=== Section Start ===

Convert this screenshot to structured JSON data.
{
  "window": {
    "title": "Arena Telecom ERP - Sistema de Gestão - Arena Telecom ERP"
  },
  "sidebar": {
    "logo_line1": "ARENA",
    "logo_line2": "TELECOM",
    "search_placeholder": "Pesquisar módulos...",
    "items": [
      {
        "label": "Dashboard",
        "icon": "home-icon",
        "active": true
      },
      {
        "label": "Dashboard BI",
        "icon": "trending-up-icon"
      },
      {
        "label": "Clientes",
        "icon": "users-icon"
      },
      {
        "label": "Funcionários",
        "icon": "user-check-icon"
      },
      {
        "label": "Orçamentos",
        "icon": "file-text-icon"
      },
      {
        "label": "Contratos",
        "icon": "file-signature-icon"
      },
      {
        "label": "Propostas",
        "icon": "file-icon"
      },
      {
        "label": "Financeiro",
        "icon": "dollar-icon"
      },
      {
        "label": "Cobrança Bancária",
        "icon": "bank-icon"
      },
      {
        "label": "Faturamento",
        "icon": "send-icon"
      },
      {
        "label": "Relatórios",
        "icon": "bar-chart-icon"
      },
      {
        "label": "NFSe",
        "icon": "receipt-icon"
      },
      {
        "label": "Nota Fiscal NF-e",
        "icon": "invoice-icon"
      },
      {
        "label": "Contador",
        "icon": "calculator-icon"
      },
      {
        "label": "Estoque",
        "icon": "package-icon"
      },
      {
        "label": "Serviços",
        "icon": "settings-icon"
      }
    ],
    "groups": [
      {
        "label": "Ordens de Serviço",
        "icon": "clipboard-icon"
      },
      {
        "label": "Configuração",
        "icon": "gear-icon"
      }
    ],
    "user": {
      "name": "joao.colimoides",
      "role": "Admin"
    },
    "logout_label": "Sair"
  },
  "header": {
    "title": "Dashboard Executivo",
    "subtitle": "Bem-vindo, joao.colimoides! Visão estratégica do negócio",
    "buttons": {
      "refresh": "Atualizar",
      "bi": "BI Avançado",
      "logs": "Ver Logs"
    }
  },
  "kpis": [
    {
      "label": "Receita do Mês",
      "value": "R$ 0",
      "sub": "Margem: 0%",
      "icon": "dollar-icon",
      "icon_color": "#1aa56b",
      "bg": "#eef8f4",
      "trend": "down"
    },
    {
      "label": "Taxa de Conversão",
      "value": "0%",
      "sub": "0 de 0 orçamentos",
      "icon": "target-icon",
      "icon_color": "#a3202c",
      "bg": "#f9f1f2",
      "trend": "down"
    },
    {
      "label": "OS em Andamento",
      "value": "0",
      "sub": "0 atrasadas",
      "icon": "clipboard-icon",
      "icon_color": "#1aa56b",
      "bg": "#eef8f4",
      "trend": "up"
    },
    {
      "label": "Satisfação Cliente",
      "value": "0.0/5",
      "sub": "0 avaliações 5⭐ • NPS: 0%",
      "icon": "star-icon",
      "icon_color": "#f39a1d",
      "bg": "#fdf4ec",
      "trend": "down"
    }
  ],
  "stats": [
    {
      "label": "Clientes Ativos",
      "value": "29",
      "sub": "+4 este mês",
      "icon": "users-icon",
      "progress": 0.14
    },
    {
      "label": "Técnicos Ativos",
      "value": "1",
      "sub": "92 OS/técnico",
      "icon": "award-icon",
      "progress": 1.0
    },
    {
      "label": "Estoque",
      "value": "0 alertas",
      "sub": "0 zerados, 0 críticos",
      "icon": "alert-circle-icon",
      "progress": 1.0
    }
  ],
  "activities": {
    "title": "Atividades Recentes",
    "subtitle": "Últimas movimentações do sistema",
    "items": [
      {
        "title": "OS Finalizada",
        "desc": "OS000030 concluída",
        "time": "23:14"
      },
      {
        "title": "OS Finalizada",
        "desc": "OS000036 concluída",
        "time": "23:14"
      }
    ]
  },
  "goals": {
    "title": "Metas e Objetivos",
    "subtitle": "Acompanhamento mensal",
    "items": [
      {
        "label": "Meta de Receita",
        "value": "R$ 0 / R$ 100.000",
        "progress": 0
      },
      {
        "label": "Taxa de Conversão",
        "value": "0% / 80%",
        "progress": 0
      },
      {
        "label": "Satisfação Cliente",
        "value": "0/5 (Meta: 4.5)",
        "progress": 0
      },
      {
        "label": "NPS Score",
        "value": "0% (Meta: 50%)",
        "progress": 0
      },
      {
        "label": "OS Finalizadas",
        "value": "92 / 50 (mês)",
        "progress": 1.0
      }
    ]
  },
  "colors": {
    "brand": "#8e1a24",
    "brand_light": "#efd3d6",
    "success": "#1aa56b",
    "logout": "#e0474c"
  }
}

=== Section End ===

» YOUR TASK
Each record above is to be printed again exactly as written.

» SOLUTION FOR THIS TASK
Convert this screenshot to structured JSON data.
{
  "window": {
    "title": "Arena Telecom ERP - Sistema de Gestão - Arena Telecom ERP"
  },
  "sidebar": {
    "logo_line1": "ARENA",
    "logo_line2": "TELECOM",
    "search_placeholder": "Pesquisar módulos...",
    "items": [
      {
        "label": "Dashboard",
        "icon": "home-icon",
        "active": true
      },
      {
        "label": "Dashboard BI",
        "icon": "trending-up-icon"
      },
      {
        "label": "Clientes",
        "icon": "users-icon"
      },
      {
        "label": "Funcionários",
        "icon": "user-check-icon"
      },
      {
        "label": "Orçamentos",
        "icon": "file-text-icon"
      },
      {
        "label": "Contratos",
        "icon": "file-signature-icon"
      },
      {
        "label": "Propostas",
        "icon": "file-icon"
      },
      {
        "label": "Financeiro",
        "icon": "dollar-icon"
      },
      {
        "label": "Cobrança Bancária",
        "icon": "bank-icon"
      },
      {
        "label": "Faturamento",
        "icon": "send-icon"
      },
      {
        "label": "Relatórios",
        "icon": "bar-chart-icon"
      },
      {
        "label": "NFSe",
        "icon": "receipt-icon"
      },
      {
        "label": "Nota Fiscal NF-e",
        "icon": "invoice-icon"
      },
      {
        "label": "Contador",
        "icon": "calculator-icon"
      },
      {
        "label": "Estoque",
        "icon": "package-icon"
      },
      {
        "label": "Serviços",
        "icon": "settings-icon"
      }
    ],
    "groups": [
      {
        "label": "Ordens de Serviço",
        "icon": "clipboard-icon"
      },
      {
        "label": "Configuração",
        "icon": "gear-icon"
      }
    ],
    "user": {
      "name": "joao.colimoides",
      "role": "Admin"
    },
    "logout_label": "Sair"
  },
  "header": {
    "title": "Dashboard Executivo",
    "subtitle": "Bem-vindo, joao.colimoides! Visão estratégica do negócio",
    "buttons": {
      "refresh": "Atualizar",
      "bi": "BI Avançado",
      "logs": "Ver Logs"
    }
  },
  "kpis": [
    {
      "label": "Receita do Mês",
      "value": "R$ 0",
      "sub": "Margem: 0%",
      "icon": "dollar-icon",
      "icon_color": "#1aa56b",
      "bg": "#eef8f4",
      "trend": "down"
    },
    {
      "label": "Taxa de Conversão",
      "value": "0%",
      "sub": "0 de 0 orçamentos",
      "icon": "target-icon",
      "icon_color": "#a3202c",
      "bg": "#f9f1f2",
      "trend": "down"
    },
    {
      "label": "OS em Andamento",
      "value": "0",
      "sub": "0 atrasadas",
      "icon": "clipboard-icon",
      "icon_color": "#1aa56b",
      "bg": "#eef8f4",
      "trend": "up"
    },
    {
      "label": "Satisfação Cliente",
      "value": "0.0/5",
      "sub": "0 avaliações 5⭐ • NPS: 0%",
      "icon": "star-icon",
      "icon_color": "#f39a1d",
      "bg": "#fdf4ec",
      "trend": "down"
    }
  ],
  "stats": [
    {
      "label": "Clientes Ativos",
      "value": "29",
      "sub": "+4 este mês",
      "icon": "users-icon",
      "progress": 0.14
    },
    {
      "label": "Técnicos Ativos",
      "value": "1",
      "sub": "92 OS/técnico",
      "icon": "award-icon",
      "progress": 1.0
    },
    {
      "label": "Estoque",
      "value": "0 alertas",
      "sub": "0 zerados, 0 críticos",
      "icon": "alert-circle-icon",
      "progress": 1.0
    }
  ],
  "activities": {
    "title": "Atividades Recentes",
    "subtitle": "Últimas movimentações do sistema",
    "items": [
      {
        "title": "OS Finalizada",
        "desc": "OS000030 concluída",
        "time": "23:14"
      },
      {
        "title": "OS Finalizada",
        "desc": "OS000036 concluída",
        "time": "23:14"
      }
    ]
  },
  "goals": {
    "title": "Metas e Objetivos",
    "subtitle": "Acompanhamento mensal",
    "items": [
      {
        "label": "Meta de Receita",
        "value": "R$ 0 / R$ 100.000",
        "progress": 0
      },
      {
        "label": "Taxa de Conversão",
        "value": "0% / 80%",
        "progress": 0
      },
      {
        "label": "Satisfação Cliente",
        "value": "0/5 (Meta: 4.5)",
        "progress": 0
      },
      {
        "label": "NPS Score",
        "value": "0% (Meta: 50%)",
        "progress": 0
      },
      {
        "label": "OS Finalizadas",
        "value": "92 / 50 (mês)",
        "progress": 1.0
      }
    ]
  },
  "colors": {
    "brand": "#8e1a24",
    "brand_light": "#efd3d6",
    "success": "#1aa56b",
    "logout": "#e0474c"
  }
}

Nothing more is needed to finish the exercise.